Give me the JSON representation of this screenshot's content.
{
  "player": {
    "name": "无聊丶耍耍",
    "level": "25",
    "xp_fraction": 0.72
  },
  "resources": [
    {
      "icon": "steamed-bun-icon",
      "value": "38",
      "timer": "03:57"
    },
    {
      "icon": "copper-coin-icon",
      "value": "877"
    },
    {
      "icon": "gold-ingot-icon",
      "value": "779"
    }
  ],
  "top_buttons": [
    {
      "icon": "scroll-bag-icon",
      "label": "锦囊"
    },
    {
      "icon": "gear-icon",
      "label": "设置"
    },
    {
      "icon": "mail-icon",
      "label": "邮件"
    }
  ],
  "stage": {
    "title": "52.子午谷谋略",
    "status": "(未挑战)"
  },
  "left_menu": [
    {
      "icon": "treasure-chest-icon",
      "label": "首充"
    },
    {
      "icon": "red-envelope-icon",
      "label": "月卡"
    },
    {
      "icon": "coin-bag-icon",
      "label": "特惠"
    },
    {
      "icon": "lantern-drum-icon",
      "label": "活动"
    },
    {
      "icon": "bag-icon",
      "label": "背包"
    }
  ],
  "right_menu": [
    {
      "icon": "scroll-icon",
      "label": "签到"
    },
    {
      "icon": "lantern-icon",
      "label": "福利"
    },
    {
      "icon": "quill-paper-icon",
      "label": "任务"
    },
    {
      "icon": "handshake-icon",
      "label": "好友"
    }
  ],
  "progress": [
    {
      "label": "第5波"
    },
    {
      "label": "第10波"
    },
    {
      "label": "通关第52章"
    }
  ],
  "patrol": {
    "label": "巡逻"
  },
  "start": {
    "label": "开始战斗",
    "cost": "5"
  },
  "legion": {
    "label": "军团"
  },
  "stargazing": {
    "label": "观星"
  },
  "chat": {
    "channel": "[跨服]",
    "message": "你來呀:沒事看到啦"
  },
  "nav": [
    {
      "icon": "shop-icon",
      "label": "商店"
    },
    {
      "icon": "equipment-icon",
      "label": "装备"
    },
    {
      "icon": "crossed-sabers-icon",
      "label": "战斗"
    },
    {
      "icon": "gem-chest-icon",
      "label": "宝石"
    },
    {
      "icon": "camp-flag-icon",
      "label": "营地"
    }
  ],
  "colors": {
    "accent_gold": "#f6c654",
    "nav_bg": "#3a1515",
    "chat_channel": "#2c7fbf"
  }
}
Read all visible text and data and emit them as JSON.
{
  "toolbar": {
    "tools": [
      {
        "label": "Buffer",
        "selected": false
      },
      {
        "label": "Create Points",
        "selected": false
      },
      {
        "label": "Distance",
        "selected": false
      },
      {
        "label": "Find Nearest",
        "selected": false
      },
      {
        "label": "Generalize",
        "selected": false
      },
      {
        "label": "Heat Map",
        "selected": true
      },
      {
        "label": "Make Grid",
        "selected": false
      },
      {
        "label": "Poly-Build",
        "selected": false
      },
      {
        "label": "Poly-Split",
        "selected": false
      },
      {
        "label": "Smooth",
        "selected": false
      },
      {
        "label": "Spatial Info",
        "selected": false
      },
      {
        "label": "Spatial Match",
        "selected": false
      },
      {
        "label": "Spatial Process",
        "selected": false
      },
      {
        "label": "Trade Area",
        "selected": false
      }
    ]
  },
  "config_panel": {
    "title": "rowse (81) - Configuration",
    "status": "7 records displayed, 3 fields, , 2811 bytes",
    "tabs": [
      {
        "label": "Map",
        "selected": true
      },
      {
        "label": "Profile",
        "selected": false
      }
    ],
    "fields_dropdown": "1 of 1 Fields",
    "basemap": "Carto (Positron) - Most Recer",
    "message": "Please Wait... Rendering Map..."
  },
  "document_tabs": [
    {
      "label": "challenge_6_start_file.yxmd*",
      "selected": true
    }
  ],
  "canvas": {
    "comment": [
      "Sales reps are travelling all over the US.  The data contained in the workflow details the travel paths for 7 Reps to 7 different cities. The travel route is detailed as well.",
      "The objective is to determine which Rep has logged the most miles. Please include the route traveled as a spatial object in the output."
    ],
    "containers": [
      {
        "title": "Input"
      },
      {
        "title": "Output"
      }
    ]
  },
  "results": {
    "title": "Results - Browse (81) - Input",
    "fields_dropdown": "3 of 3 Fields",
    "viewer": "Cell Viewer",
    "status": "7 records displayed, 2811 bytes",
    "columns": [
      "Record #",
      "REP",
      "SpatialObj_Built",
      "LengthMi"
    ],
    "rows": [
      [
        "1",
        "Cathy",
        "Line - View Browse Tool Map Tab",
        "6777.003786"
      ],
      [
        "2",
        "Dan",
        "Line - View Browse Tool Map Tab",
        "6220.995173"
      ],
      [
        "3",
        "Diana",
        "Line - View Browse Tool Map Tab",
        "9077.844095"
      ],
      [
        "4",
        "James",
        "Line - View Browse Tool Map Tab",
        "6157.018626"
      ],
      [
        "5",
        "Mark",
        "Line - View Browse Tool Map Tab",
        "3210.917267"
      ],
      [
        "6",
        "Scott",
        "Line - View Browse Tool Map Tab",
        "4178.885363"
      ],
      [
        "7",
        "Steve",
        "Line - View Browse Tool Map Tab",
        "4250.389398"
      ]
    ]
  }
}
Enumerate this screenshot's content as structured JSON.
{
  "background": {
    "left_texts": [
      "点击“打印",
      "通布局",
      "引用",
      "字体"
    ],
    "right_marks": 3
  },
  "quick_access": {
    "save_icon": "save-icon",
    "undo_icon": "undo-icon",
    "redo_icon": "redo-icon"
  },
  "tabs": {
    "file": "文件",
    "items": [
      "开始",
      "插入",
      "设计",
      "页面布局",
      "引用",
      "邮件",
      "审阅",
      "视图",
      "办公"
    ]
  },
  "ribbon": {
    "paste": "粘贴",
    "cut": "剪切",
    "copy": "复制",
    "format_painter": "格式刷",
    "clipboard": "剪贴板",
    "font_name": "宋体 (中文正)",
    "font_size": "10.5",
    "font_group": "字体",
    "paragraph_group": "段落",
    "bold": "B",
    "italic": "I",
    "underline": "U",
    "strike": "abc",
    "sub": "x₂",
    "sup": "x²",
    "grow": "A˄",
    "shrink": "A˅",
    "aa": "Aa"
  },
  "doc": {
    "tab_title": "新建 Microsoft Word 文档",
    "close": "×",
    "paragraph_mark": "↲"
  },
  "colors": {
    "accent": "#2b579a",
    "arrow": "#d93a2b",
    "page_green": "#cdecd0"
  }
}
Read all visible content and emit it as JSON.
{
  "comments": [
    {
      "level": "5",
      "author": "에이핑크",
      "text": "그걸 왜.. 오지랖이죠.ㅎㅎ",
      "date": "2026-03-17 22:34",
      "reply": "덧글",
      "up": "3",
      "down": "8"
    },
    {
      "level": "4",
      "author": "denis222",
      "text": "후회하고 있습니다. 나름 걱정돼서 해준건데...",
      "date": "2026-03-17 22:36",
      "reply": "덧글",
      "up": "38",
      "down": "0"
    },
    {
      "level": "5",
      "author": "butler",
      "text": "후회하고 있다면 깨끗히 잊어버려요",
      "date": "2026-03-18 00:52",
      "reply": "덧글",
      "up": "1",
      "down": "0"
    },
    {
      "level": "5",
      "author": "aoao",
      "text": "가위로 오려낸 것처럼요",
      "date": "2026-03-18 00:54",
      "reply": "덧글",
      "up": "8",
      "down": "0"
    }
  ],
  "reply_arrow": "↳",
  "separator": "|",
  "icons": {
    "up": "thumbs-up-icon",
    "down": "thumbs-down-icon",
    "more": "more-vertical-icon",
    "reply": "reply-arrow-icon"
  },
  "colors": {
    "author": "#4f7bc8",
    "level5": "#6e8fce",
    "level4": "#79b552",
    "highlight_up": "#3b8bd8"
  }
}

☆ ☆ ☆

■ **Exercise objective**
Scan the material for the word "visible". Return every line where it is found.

■ **Exercise answer**
Read all visible text and data and emit them as JSON.
Read all visible content and emit it as JSON.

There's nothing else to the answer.